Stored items
+ + + + +
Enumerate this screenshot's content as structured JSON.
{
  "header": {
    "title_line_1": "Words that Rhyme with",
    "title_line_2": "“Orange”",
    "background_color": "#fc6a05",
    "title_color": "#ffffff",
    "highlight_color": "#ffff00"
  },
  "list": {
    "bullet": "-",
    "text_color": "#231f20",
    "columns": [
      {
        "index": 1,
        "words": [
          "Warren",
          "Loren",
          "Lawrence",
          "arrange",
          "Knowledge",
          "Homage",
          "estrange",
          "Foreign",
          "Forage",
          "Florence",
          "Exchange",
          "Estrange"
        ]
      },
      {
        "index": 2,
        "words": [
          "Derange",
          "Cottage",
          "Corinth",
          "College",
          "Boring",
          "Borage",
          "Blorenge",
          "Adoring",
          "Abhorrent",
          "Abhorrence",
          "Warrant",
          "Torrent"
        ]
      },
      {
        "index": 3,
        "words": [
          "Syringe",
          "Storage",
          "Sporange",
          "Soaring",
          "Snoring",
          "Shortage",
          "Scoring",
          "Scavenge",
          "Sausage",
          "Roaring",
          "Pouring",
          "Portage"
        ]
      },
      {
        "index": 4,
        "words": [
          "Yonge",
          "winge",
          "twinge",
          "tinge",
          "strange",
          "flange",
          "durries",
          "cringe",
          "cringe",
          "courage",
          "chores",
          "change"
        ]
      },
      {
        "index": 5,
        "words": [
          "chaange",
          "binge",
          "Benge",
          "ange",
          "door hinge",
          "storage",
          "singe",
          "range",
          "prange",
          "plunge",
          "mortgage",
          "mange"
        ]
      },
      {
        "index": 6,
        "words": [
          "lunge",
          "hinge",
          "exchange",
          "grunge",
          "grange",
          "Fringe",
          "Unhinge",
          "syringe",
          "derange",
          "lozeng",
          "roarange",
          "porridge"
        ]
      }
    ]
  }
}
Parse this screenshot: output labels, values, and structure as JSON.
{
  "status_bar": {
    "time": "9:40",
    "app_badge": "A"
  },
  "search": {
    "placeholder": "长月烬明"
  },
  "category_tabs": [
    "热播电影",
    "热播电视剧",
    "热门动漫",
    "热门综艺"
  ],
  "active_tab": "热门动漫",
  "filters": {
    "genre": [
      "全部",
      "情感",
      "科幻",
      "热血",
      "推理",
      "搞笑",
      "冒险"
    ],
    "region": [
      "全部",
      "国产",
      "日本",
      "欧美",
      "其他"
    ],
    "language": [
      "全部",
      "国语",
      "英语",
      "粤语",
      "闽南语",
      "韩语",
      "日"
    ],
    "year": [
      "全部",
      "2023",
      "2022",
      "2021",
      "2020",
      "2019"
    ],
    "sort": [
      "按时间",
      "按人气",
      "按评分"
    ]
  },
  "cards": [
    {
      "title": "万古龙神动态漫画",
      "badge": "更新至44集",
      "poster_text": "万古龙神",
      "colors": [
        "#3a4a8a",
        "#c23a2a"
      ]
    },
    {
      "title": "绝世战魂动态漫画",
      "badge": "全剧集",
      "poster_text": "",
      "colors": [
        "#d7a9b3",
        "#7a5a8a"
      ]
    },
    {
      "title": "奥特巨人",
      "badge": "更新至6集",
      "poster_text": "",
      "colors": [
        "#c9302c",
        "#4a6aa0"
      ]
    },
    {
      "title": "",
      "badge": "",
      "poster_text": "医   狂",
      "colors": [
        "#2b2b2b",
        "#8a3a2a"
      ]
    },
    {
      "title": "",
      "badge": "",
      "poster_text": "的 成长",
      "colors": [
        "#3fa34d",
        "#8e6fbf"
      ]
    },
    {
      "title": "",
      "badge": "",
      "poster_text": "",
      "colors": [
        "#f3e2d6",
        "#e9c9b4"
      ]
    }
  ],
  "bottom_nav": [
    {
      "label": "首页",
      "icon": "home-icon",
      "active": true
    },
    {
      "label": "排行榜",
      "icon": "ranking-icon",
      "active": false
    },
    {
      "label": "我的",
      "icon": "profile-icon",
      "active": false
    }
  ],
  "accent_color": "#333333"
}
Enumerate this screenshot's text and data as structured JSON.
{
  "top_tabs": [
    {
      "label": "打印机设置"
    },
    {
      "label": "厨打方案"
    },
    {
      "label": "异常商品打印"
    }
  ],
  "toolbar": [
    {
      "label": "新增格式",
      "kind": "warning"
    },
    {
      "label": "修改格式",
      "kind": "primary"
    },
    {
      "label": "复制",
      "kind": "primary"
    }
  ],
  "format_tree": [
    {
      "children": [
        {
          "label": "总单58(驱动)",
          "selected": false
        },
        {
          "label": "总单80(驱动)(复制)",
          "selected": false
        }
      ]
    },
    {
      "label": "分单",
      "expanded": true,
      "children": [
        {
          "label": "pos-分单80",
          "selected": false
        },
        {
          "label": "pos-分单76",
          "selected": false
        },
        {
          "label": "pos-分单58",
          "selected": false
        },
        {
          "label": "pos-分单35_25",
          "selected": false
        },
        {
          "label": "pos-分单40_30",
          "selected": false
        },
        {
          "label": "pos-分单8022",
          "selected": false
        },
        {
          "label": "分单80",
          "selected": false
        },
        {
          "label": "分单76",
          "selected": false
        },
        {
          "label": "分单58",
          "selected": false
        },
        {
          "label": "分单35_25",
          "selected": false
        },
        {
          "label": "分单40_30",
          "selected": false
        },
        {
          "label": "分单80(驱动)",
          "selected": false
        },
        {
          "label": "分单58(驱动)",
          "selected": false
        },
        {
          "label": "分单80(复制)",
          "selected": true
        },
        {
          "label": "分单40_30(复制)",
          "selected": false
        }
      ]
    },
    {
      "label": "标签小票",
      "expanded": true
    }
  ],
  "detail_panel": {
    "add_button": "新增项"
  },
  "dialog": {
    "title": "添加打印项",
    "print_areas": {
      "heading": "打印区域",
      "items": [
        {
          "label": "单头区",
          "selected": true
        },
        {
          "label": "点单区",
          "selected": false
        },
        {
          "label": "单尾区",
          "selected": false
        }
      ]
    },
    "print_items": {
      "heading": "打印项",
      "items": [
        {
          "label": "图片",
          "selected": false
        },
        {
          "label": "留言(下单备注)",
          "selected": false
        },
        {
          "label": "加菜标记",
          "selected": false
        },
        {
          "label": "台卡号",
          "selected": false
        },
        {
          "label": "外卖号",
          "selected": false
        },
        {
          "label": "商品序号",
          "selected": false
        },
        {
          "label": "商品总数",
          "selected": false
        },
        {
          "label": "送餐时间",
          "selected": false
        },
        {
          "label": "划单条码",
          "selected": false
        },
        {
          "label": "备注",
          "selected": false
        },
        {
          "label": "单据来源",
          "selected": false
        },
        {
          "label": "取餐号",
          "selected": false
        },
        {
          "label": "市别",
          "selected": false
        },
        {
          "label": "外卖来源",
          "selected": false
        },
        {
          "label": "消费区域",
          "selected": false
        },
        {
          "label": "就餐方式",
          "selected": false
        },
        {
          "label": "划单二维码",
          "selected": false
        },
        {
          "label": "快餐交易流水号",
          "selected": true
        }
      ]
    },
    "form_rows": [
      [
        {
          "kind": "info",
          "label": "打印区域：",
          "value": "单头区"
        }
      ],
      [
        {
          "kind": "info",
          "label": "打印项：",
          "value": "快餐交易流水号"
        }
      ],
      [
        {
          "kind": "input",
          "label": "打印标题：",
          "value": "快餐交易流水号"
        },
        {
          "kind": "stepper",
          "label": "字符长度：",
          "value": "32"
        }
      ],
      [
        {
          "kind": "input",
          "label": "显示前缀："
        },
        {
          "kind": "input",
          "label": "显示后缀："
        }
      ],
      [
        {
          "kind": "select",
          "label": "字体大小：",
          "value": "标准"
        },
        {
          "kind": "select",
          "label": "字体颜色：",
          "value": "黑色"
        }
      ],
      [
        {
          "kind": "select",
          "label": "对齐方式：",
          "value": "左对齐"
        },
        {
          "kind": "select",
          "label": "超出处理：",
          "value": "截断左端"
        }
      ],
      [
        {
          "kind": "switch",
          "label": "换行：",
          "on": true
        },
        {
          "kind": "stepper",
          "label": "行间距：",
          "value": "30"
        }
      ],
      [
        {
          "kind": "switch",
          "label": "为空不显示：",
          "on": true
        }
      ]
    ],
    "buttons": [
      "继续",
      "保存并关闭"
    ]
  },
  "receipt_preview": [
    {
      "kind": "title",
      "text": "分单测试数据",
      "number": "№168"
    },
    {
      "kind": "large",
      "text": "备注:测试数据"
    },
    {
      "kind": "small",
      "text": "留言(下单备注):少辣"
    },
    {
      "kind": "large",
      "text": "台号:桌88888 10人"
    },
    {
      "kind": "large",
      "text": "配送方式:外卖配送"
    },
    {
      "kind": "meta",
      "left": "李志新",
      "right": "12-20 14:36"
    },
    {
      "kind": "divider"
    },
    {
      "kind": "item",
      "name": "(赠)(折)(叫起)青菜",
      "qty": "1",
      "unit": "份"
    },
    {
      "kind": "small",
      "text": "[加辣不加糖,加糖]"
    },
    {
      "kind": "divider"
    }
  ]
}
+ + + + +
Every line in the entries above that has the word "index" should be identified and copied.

| REPLY TO THE TASK |
        "index": 1,
        "index": 2,
        "index": 3,
        "index": 4,
        "index": 5,
        "index": 6,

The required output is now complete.